*** Exercise inputs ***

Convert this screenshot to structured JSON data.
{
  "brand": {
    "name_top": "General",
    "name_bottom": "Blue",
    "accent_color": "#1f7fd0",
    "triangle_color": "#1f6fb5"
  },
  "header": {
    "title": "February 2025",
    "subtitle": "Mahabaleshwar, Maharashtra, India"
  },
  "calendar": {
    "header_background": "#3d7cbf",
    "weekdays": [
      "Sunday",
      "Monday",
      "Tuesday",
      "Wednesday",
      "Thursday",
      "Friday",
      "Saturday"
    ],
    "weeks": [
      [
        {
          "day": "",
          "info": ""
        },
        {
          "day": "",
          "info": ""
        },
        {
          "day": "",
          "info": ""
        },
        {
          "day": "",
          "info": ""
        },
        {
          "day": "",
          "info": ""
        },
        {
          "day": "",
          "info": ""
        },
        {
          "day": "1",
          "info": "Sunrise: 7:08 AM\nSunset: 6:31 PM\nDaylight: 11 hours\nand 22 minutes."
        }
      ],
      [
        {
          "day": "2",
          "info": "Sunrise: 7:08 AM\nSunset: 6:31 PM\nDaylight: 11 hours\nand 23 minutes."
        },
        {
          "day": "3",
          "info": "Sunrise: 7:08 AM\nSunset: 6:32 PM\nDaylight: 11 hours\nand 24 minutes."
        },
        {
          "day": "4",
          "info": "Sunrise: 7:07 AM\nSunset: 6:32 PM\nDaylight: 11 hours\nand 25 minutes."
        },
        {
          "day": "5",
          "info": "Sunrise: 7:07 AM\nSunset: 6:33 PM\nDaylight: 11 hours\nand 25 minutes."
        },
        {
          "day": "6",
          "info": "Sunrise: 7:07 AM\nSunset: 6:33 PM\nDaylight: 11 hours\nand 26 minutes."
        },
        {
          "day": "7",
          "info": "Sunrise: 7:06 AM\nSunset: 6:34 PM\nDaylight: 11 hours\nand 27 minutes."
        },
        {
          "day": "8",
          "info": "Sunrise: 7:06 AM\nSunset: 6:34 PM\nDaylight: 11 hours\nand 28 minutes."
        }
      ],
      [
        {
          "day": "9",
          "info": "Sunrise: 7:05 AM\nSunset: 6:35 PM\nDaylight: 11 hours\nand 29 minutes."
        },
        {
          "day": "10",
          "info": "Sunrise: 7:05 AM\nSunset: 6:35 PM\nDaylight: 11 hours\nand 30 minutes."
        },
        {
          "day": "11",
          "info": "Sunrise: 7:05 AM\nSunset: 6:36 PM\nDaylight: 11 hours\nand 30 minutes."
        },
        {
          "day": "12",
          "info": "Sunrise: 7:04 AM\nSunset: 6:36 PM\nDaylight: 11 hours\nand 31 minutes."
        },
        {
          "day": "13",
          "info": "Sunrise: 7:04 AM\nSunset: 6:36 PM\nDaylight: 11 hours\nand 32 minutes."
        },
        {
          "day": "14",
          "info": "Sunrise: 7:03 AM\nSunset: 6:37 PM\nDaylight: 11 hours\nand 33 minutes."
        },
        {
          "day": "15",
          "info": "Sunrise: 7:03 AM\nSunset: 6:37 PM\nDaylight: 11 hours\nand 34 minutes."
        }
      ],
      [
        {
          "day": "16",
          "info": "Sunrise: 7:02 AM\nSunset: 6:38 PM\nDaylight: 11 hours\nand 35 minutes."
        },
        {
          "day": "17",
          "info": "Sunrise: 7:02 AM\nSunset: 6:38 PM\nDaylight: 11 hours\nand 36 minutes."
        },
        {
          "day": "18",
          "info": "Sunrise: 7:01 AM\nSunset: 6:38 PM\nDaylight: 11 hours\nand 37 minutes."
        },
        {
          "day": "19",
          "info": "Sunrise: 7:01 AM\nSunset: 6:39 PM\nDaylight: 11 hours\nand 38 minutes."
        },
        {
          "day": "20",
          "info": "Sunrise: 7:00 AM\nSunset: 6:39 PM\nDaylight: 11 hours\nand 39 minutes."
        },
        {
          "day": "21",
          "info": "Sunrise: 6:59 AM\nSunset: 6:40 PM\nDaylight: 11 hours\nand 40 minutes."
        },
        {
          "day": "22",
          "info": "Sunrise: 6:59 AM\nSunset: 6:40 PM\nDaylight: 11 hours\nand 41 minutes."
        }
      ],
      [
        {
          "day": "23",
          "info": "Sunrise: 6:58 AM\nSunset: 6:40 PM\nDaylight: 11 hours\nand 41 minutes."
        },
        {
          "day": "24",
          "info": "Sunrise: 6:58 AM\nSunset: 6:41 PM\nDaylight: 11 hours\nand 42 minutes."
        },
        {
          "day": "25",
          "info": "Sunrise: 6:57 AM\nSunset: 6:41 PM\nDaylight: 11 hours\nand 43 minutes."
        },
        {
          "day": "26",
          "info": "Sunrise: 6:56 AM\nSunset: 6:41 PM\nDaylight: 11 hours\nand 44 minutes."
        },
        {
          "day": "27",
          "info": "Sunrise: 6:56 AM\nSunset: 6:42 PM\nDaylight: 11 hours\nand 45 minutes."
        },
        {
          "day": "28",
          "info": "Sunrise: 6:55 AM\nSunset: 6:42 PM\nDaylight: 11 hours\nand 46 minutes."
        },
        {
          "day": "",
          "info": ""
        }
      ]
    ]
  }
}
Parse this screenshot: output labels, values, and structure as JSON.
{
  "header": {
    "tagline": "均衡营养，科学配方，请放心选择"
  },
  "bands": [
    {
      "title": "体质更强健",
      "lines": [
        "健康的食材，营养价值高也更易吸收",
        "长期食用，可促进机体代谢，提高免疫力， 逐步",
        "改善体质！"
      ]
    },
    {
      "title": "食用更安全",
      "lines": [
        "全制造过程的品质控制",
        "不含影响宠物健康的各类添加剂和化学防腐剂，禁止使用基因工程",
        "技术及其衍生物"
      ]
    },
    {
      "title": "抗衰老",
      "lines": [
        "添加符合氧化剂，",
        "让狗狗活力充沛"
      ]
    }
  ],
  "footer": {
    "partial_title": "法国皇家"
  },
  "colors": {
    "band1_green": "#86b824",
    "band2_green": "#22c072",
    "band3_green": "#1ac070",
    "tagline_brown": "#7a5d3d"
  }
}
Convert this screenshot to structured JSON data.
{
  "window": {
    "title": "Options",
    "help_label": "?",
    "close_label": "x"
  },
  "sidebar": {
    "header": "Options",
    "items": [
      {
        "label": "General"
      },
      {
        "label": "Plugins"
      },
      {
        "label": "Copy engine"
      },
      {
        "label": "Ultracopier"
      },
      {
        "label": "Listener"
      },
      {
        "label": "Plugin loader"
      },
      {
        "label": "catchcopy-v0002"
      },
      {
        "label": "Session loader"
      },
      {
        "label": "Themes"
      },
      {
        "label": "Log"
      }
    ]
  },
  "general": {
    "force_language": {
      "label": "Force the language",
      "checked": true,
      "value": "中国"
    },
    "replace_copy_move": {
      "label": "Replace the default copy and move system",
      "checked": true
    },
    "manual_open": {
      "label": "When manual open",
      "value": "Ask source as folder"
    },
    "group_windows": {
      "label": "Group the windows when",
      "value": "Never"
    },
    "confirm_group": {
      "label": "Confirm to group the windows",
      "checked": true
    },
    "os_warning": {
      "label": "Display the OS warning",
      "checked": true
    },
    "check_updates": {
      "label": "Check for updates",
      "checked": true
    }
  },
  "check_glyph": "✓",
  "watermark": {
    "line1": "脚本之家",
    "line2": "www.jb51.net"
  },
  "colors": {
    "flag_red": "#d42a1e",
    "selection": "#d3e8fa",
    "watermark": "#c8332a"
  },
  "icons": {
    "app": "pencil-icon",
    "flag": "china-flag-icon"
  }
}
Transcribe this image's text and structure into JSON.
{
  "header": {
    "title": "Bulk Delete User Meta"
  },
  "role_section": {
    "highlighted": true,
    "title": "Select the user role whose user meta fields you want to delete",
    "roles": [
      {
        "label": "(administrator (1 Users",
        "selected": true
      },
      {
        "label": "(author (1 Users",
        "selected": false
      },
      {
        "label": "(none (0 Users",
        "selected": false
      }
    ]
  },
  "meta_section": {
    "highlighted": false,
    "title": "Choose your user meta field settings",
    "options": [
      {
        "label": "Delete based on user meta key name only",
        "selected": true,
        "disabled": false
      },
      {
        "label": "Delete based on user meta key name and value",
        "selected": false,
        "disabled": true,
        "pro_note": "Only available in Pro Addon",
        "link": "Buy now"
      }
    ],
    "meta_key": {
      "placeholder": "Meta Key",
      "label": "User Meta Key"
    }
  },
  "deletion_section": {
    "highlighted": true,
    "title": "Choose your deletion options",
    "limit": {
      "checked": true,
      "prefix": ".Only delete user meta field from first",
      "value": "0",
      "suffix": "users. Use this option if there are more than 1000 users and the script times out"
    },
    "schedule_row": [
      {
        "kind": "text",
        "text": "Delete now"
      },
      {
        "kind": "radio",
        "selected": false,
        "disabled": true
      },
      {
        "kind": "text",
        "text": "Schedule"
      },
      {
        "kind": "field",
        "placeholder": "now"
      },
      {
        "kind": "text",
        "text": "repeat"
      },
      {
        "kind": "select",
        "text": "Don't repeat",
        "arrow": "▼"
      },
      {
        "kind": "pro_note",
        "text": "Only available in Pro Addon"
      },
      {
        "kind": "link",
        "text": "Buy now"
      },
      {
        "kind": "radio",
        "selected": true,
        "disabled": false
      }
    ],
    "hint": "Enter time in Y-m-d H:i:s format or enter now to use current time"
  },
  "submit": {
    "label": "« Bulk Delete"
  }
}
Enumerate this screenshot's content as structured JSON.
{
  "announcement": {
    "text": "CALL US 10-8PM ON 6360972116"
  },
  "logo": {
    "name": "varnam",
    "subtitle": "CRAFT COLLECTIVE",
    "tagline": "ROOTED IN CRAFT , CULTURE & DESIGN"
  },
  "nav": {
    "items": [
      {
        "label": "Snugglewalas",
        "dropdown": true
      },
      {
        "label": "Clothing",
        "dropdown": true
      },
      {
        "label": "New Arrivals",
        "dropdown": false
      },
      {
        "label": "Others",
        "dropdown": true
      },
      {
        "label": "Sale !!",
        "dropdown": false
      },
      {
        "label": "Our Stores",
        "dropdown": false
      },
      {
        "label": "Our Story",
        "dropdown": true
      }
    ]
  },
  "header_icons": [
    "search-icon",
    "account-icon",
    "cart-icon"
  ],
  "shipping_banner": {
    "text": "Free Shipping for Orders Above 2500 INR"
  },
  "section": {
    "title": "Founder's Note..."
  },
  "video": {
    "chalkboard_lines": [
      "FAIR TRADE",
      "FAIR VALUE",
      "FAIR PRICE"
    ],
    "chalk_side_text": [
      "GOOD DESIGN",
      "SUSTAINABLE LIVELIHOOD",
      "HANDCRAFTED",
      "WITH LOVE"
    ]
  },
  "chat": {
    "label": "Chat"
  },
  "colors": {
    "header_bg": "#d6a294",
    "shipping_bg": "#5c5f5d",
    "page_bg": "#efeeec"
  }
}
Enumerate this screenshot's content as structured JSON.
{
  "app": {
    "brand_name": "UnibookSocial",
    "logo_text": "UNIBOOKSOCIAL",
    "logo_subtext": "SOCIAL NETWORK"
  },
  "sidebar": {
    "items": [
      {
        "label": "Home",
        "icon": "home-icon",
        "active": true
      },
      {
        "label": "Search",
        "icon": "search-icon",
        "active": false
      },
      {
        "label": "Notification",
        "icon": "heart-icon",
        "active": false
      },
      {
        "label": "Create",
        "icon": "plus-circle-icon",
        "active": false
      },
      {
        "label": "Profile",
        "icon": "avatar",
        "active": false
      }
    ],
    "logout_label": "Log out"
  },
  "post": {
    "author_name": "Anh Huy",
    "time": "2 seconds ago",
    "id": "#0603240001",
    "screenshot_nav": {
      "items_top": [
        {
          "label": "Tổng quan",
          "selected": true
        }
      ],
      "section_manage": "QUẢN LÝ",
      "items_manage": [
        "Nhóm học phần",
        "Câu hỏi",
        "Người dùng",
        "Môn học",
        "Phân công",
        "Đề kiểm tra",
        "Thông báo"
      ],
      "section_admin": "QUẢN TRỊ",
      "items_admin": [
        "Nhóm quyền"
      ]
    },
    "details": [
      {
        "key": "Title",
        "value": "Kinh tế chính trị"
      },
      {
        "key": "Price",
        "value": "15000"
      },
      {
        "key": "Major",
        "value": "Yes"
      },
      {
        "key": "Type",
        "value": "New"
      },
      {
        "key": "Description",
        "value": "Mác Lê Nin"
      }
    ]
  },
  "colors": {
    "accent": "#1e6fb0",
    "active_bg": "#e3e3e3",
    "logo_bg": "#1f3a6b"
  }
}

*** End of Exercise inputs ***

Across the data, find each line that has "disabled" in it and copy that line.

        "disabled": false
        "disabled": true,
        "disabled": true
        "disabled": false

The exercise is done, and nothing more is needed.